Description of the task:
Within the records, determine how many lines contain the word "this". Your reply must consist of that number only.

Data items:

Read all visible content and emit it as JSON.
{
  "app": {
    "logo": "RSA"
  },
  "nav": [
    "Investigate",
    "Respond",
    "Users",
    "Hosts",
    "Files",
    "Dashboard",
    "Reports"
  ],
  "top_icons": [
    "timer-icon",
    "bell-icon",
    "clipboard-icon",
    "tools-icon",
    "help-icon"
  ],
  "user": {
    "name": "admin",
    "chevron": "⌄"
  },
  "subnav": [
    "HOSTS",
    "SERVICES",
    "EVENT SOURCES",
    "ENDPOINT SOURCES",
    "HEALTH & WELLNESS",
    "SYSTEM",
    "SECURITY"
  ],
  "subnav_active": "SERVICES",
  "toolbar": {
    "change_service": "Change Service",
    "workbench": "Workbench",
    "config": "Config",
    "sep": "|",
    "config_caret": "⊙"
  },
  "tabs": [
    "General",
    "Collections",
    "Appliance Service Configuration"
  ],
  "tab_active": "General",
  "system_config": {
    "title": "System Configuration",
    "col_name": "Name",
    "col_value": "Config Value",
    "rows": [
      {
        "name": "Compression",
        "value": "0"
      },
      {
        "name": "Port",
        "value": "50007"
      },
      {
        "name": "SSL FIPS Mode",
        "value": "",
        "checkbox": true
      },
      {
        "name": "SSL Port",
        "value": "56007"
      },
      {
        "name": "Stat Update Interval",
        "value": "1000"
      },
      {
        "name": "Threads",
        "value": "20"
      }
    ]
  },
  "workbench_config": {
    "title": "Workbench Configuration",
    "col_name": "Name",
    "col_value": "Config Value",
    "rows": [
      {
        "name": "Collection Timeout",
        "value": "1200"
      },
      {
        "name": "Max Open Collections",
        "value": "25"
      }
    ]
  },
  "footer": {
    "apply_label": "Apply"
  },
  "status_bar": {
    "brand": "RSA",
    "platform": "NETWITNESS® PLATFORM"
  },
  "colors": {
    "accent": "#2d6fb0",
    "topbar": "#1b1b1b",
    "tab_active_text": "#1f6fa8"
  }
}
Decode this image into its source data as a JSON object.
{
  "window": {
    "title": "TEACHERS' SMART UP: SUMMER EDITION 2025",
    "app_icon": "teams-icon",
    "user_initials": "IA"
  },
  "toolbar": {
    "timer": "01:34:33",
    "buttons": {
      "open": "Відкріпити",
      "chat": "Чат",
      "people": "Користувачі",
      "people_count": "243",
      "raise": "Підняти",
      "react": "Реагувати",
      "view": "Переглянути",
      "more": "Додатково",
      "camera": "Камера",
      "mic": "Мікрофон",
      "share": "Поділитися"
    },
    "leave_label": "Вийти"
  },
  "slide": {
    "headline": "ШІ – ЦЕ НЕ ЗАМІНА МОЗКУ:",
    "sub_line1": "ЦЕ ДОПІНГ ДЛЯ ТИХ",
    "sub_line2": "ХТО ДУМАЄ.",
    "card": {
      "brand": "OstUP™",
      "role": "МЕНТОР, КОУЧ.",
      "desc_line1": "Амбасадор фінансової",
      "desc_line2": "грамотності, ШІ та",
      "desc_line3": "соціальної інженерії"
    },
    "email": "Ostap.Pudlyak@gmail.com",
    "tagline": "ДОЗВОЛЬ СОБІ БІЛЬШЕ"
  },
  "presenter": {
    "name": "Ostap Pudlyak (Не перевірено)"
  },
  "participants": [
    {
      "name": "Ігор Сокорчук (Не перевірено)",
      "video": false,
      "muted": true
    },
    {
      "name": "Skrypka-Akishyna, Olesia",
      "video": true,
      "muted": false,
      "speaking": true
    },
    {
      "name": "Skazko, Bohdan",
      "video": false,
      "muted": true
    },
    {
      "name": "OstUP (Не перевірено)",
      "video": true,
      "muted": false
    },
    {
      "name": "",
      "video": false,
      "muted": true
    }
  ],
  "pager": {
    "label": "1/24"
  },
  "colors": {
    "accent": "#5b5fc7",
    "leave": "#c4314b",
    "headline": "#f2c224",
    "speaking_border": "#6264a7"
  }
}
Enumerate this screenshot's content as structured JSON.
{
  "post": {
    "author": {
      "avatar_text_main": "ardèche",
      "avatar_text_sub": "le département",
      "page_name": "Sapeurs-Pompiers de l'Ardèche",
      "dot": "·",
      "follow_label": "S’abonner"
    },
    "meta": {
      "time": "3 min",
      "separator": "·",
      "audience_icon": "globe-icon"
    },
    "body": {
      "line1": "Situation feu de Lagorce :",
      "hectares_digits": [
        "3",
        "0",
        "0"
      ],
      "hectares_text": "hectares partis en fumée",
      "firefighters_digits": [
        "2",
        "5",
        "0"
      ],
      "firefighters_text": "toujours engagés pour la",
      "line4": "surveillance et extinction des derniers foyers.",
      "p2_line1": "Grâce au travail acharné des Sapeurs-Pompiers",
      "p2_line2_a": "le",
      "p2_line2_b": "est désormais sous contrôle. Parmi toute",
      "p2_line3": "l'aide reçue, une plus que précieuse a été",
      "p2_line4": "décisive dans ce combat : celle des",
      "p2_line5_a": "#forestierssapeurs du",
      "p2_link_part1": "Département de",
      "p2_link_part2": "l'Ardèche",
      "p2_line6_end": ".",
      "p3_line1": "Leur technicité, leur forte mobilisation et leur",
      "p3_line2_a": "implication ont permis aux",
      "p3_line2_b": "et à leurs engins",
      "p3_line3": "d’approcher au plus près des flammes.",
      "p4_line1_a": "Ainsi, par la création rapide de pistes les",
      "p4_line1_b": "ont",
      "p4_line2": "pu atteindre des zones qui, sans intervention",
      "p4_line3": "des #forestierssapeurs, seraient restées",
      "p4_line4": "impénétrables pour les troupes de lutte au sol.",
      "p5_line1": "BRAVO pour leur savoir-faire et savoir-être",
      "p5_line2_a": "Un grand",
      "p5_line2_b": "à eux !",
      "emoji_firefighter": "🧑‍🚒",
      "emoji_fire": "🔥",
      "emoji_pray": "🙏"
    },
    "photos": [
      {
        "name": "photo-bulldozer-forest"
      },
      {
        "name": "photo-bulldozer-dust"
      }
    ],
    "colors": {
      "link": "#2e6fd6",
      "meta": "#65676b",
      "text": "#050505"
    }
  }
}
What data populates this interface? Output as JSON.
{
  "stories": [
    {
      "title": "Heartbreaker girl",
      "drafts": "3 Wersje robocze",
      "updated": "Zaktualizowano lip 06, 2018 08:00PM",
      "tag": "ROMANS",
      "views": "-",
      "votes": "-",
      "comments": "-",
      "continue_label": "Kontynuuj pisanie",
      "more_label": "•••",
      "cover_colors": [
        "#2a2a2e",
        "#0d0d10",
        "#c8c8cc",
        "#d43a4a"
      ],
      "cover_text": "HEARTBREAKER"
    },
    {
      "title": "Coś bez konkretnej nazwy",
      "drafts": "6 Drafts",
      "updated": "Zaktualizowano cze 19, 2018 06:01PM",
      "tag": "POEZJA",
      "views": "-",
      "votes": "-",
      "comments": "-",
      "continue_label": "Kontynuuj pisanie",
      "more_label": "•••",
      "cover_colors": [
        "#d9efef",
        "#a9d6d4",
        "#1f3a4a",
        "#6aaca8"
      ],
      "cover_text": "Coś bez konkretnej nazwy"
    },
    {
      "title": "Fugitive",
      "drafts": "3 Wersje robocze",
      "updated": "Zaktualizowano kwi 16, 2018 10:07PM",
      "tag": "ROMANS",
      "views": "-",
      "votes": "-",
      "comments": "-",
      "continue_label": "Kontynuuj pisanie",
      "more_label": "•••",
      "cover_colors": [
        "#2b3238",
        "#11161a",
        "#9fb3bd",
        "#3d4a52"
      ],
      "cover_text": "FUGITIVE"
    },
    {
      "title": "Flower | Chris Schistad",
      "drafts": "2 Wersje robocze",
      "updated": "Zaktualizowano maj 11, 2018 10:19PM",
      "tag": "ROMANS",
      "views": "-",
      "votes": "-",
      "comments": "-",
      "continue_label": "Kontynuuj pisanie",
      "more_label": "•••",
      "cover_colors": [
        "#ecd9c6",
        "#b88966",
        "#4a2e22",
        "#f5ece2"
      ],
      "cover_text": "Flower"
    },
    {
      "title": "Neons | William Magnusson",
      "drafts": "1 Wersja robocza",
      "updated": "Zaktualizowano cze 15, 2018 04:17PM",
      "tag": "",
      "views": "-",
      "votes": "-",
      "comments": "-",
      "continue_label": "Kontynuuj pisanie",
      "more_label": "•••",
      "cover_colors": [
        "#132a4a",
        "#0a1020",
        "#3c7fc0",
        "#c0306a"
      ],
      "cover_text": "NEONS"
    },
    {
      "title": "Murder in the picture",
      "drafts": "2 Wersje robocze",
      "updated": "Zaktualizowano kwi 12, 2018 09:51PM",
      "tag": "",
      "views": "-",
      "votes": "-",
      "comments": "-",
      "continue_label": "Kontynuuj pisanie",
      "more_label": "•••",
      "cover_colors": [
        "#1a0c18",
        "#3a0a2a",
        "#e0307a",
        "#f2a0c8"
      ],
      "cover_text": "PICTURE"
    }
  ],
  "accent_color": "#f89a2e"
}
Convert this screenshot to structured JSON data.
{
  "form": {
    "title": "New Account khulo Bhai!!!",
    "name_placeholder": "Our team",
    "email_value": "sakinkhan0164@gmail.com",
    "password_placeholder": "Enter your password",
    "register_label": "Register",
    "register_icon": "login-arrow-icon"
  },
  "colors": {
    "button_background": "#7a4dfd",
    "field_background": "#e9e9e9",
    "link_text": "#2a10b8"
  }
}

Your solution:
4